Provide the number of lines in the entries below containing "this", with no further words.

- **Data records**:
-- -- --

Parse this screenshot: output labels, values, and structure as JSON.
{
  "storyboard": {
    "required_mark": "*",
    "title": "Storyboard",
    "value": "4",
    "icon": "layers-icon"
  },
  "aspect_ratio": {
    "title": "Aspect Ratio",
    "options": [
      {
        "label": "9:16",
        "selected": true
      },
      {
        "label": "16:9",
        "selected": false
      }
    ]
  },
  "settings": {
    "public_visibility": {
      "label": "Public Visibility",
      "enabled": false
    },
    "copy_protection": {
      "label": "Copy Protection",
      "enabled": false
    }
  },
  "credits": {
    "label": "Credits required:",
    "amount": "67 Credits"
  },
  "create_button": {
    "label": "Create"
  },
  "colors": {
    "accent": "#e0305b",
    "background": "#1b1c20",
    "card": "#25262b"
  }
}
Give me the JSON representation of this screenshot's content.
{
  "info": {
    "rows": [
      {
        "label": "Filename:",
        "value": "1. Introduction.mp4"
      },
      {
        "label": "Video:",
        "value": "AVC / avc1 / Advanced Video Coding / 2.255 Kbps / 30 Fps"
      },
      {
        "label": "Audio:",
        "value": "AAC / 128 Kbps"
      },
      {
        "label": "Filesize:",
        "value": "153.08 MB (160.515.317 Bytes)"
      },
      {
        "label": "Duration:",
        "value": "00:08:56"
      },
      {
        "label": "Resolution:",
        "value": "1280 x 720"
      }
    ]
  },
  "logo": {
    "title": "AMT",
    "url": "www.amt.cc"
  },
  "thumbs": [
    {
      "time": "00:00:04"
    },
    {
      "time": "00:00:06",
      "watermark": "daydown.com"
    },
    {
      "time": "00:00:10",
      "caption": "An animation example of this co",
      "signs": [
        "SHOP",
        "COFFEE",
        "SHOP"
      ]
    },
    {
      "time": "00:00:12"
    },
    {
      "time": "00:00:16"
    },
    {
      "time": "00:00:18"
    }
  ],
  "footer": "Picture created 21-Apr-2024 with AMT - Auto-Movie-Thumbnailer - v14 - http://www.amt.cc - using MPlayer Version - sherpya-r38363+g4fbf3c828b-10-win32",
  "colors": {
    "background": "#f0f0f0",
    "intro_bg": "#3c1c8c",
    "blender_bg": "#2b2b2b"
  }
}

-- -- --

- **Exercise result**: 3